How and When to Add Compost in Spring

How and When to Add Compost in Spring Blog Article image

Compost is a standard building block of any garden, and spring is a good time to apply it. But it’s a little more specific than that!

The best time in spring to apply compost is two weeks before you plant seedlings or sow seeds. You should also think about what types of compost you’ll apply, and how you’ll work it into the soil–all things we’re going to touch on in this article! So, keep reading to learn more on how and when to add compost in spring!

How to Apply Compost to Your Garden

To apply compost to your garden, you can either dig it into the soil, or side-dress with it: strategically placing it on top of the soil near plants you want to benefit.

If you’re adding compost to a vegetable garden, dig it in. If you’re adding compost to areas with established trees and shrubs, side-dress.

Dig it in

We have a whole post on How To Compost By Hand (The Easy Way), but here are the basic steps:

  1. Clear the soil of large pieces of debris.
  2. Drop compost onto the garden according to the dosage on the bag, and use a rake to evenly spread it over the area.
  3. Start your dig at one end of the garden bed. Dig up a shovelful of soil six to eight inches deep. Then drop it right back into the hole, flipping the shovel as you do so that the compost that was on the surface is now at the bottom of the hole–more or less. 
  4. Continue this process with the rest of the bed, working your way up and down in rows. 
  5. Add mulch or a thin layer of compost on top for extra points!

Side dress

Side-dressing is almost exactly what it sounds like: spreading compost around the sides of plants. Here’s the specifics:

  1. Target the bulk of the compost about a foot away from the trunk, for shrubs, and at least three feet away from the trunk, for trees. The feeder roots that need to compost reach away from the trunk instead of clumping up close to it.
  2. Use a hard rake or a hand rake to work the compost into the first couple of inches of soil. This will help incorporate it into the native dirt.
  3. Spread a thin layer of mulch on top.
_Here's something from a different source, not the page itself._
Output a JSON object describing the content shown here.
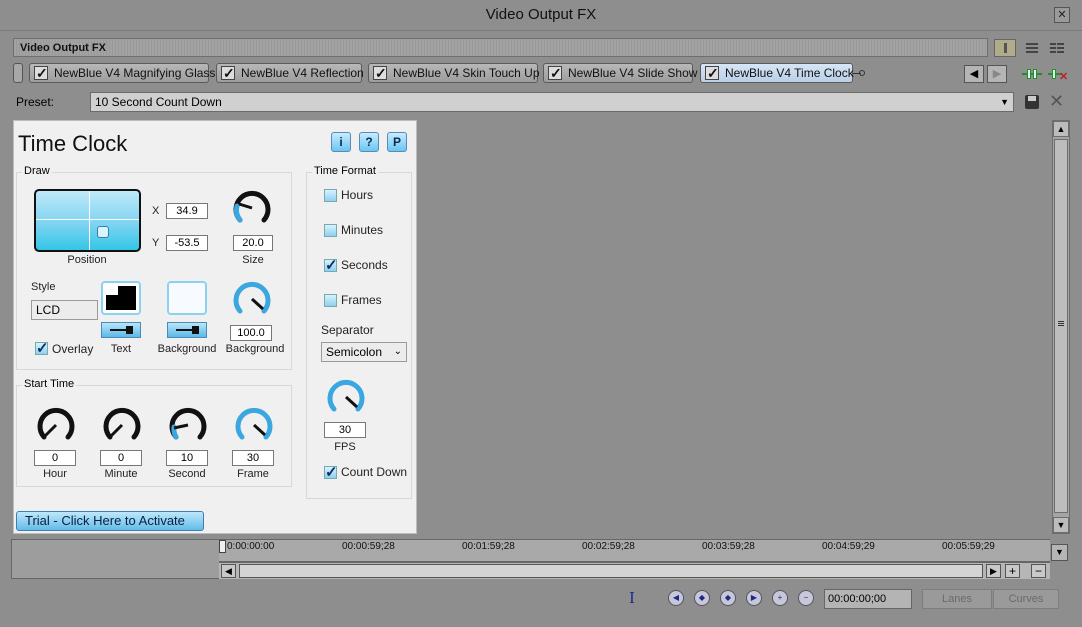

This will keep the compost and distrubed earth from blowing away or washing away at watering time.
  4. Speaking of which, water soon after in order to lock the mulch down and begin the seepage of nutrients from the compost to the soil.

You can also add a granular fertilizer (again, natural or organic!) to your garden at the same time you add compost.

Compost is also a great thing to feed your lawn. Simply sprinkle a very thin layer across the area of your lawn shortly before the sprinklers are due to come on. You can do this in the spring, and a few more times throughout the year!

Not All Compost Is Created Equal

The reason why compost is so valuable in a garden is because it does two things that are essential to the health of roots and the plants they feed:

  1. Compost builds the soil. It adds physical structure, balances pH, increases water retention and aeration, introduces beneficial microbes and insects as well as maintains their populations, and boosts the decomposition process of organic matter in the soil.
  1. Compost fertilizes. It provides a fresh batch of mineral and nutrients to the soil, which are then accessed by the roots, which then transmits them to the cells tissue of the plants, which are then digested and processed by you!

Basically, whatever compost you put on your garden, you’re going to end up eating, several stages down so line. That’s why it’s important to be pretty choosy about compost!

Here are some guidelines to help you choose the best compost:

  • Certified Organic or Naturally derived, not synthetic – will be higher in bioavailable vitamins and nutrients, and more efficient at building soil
  • Local, if possible
  • Dark color and fairly fine texture, like corn meal – this means all its components are well-broken-down

Use More Than One Type of Compost

In order to inoculate your garden with a full spectrum of vitamins, minerals, and microbes, you’ll want compost from more than one source.

For example, a good variety of compost components would be:

  • Forest products (bark, wood, pine needles, leaves)
  • Manure (steer, rabbit, or chicken)
  • Ocean-based (kelp, seaweed, shells, sea salt)
  • Mineral (azomite, langbeinite)
  • Miscellaneous biological (blood, bone, and/or feather meal)

You may be able to find particular brands of compost that already combine multiple origins within their components. Or, you may need to buy two or more different types of compost and apply them to your garden together.
Don’t feel like you need to have every single one of these, though! Do what you can, and don’t stress about the rest.